The D&I Clinic is a space for HR professionals to anonymously air their challenging D&I questions. Our guest expert Caroline Collier discusses positive discrimination in the recruitment of disabled people.

Q. Is it discriminatory to reserve roles for disabled applicants?

A. The simple answer is no, but many recruiters are unaware of this.

In fact, the Equality Act allows recruiters to treat a disabled person more favourably than a non-disabled person, because being non-disabled is not a protected characteristic. That applies to the whole recruitment process, for any type of role.

Read more: Is positive action always a positive thing?

Recognising that many employers were unclear on this, we recently worked with Acas and fellow deaf and disabled people’s organisation (DDPO) Inclusion London, to change the wording in Acas’ recruitment guidance.

The law allows employers to advertise specifically for, and recruit, disabled people in any role, or to treat them more favourably in the recruitment process, such as guaranteeing interviews to all disabled candidates that meet the minimum criteria.

There is also no need to demonstrate an occupational requirement for the candidate to be disabled.

The only exception to this is where the recruiter is targeting disabled people with a particular type of lived experience of disability.
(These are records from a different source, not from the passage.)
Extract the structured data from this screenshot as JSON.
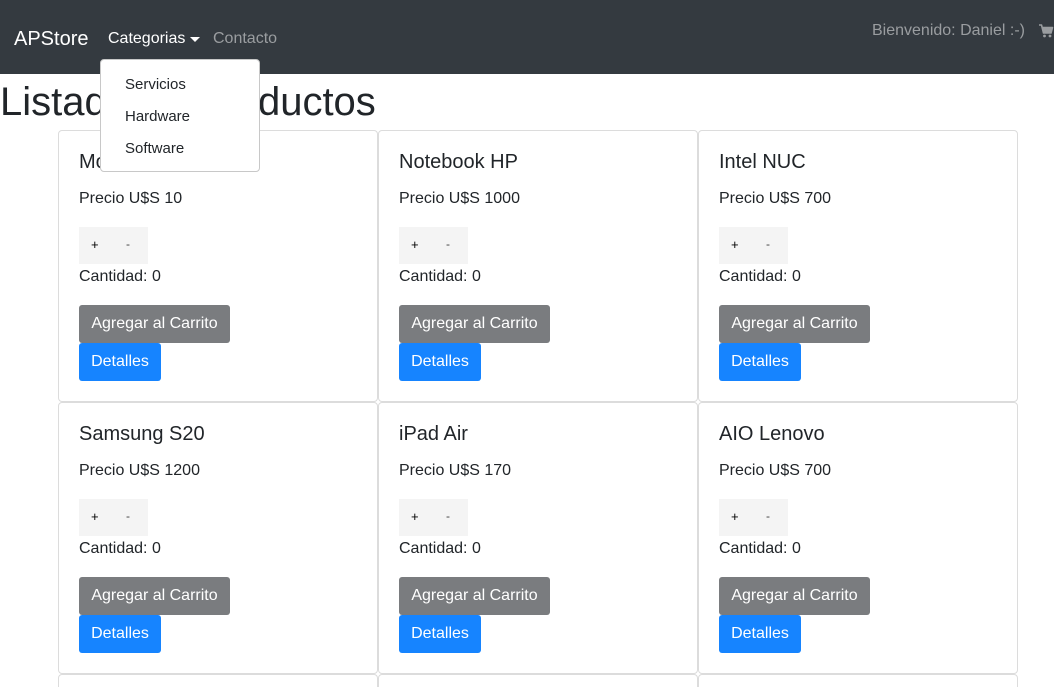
{
  "navbar": {
    "brand": "APStore",
    "categories_label": "Categorias",
    "contact_label": "Contacto",
    "welcome_text": "Bienvenido: Daniel :-)",
    "cart_icon": "shopping-cart-icon"
  },
  "dropdown": {
    "items": [
      "Servicios",
      "Hardware",
      "Software"
    ]
  },
  "page": {
    "title": "Listado de Productos"
  },
  "products": [
    {
      "name": "Monitor",
      "price": "Precio U$S 10",
      "quantity": "Cantidad: 0"
    },
    {
      "name": "Notebook HP",
      "price": "Precio U$S 1000",
      "quantity": "Cantidad: 0"
    },
    {
      "name": "Intel NUC",
      "price": "Precio U$S 700",
      "quantity": "Cantidad: 0"
    },
    {
      "name": "Samsung S20",
      "price": "Precio U$S 1200",
      "quantity": "Cantidad: 0"
    },
    {
      "name": "iPad Air",
      "price": "Precio U$S 170",
      "quantity": "Cantidad: 0"
    },
    {
      "name": "AIO Lenovo",
      "price": "Precio U$S 700",
      "quantity": "Cantidad: 0"
    }
  ],
  "card_labels": {
    "plus": "+",
    "minus": "-",
    "add_to_cart": "Agregar al Carrito",
    "details": "Detalles"
  },
  "colors": {
    "navbar_bg": "#343a40",
    "cart_button": "#7a7c7f",
    "details_button": "#1684ff"
  }
}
For instance, if you wanted to reserve a role for someone with a visual impairment, that would need to be because there was a genuine occupational requirement, such as providing peer support to other people with a visual impairment.

Otherwise, so long as a role is open to all disabled people, you can reserve literally any role for disabled applicants only.

Some readers might be wondering whether reserving roles in this way is unfair to people who are not disabled.

However, rates of employment are nearly 30% lower for disabled people and one of the key reasons for this is the obstacles they can face in the recruitment process.

By reserving roles, you are levelling the playing field, not lifting some people above others.

If you make it clear in your recruitment literature the role is reserved (I find incorporating ‘peer’ into the job title an effective way to do this), and outline options for remote work and flexible hours, you will be unlocking access to a whole new talent pool who might not apply to your usual roles.

Sometimes, employers can be hesitant to recruit in this way due to concern that they might get it wrong.

It is easy to avoid this by working with one of the many organisations that advise on accessibility and inclusion if you feel you need support or working with a specialist recruitment agency.

Reserving roles for disabled people can be a real boon.

The majority of our staff at Inclusion Barnet identify as disabled and it brings many benefits beyond the usual skills and experience required for the roles.

Having lived experience of disability often leads to high levels of empathy, flexibility, efficiency, and drive; important qualities for any vacancy you might be looking to fill.

People’s needs will differ, but asking each candidate what their access needs are, and aiming to meet these as far as is reasonably possible, can be enough.

Caroline Collier is CEO of Inclusion Barnet and director of Inclusion Unlimited

This article first appeared in the July/August 2023 print issue. Subscribe today to have all our latest articles delivered right to your desk.